■ **TASK INSTRUCTIONS**:
Which lines below include "offset"? Copy them all.

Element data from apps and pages
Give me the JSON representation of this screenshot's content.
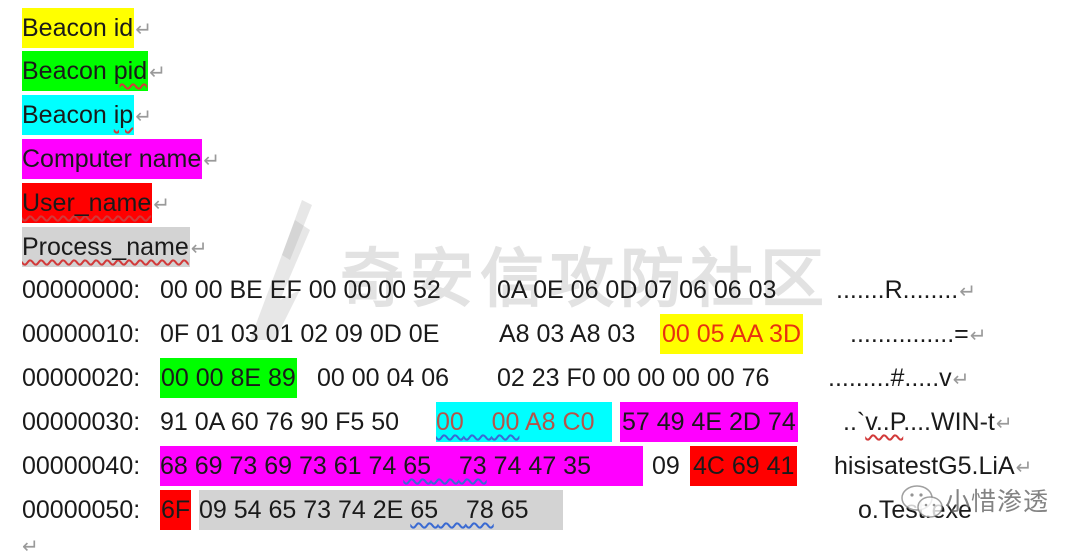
{
  "legend": [
    {
      "label": "Beacon id",
      "color": "#ffff00",
      "spell": "",
      "text_color": "#1a1a1a"
    },
    {
      "label_plain": "Beacon ",
      "label_squig": "pid",
      "color": "#00ff00",
      "text_color": "#1a1a1a"
    },
    {
      "label_plain": "Beacon ",
      "label_squig": "ip",
      "color": "#00ffff",
      "text_color": "#1a1a1a"
    },
    {
      "label": "Computer name",
      "color": "#ff00ff",
      "text_color": "#1a1a1a"
    },
    {
      "label": "User_name",
      "color": "#ff0000",
      "text_color": "#1a1a1a"
    },
    {
      "label": "Process_name",
      "color": "#d3d3d3",
      "text_color": "#1a1a1a"
    }
  ],
  "return_mark": "↵",
  "hexdump": [
    {
      "offset": "00000000:",
      "bytes_a": "00 00 BE EF 00 00 00 52",
      "bytes_b": "0A 0E 06 0D 07 06 06 03",
      "ascii": ".......R........"
    },
    {
      "offset": "00000010:",
      "bytes_a": "0F 01 03 01 02 09 0D 0E",
      "bytes_b": "A8 03 A8 03",
      "bytes_b_hl": "00 05 AA 3D",
      "ascii": "...............="
    },
    {
      "offset": "00000020:",
      "bytes_a_hl": "00 00 8E 89",
      "bytes_a": "00 00 04 06",
      "bytes_b": "02 23 F0 00 00 00 00 76",
      "ascii": ".........#.....v"
    },
    {
      "offset": "00000030:",
      "bytes_a": "91 0A 60 76 90 F5 50",
      "bytes_ip_1": "00",
      "bytes_ip_2": "00",
      "bytes_ip_3": "A8 C0",
      "bytes_b_hl": "57 49 4E 2D 74",
      "ascii_a": "..`",
      "ascii_squig": "v..P",
      "ascii_b": "....WIN-t"
    },
    {
      "offset": "00000040:",
      "bytes_hl_a": "68 69 73 69 73 61 74",
      "bytes_hl_s1": "65",
      "bytes_hl_s2": "73",
      "bytes_hl_b": "74 47 35",
      "bytes_plain": "09",
      "bytes_red": "4C 69 41",
      "ascii": "hisisatestG5.LiA"
    },
    {
      "offset": "00000050:",
      "bytes_red": "6F",
      "bytes_grey_a": "09 54 65 73 74 2E",
      "bytes_grey_s1": "65",
      "bytes_grey_s2": "78",
      "bytes_grey_b": "65",
      "ascii": "o.Test.exe"
    }
  ],
  "watermarks": {
    "center": "奇安信攻防社区",
    "corner": "小惜渗透"
  },
  "colors": {
    "beacon_id": "#ffff00",
    "beacon_pid": "#00ff00",
    "beacon_ip": "#00ffff",
    "computer_name": "#ff00ff",
    "user_name": "#ff0000",
    "process_name": "#d3d3d3",
    "highlight_text_red": "#e8310f",
    "ip_text": "#b4544a"
  }
}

■ **EXERCISE RESPONSE**:
      "offset": "00000000:",
      "offset": "00000010:",
      "offset": "00000020:",
      "offset": "00000030:",
      "offset": "00000040:",
      "offset": "00000050:",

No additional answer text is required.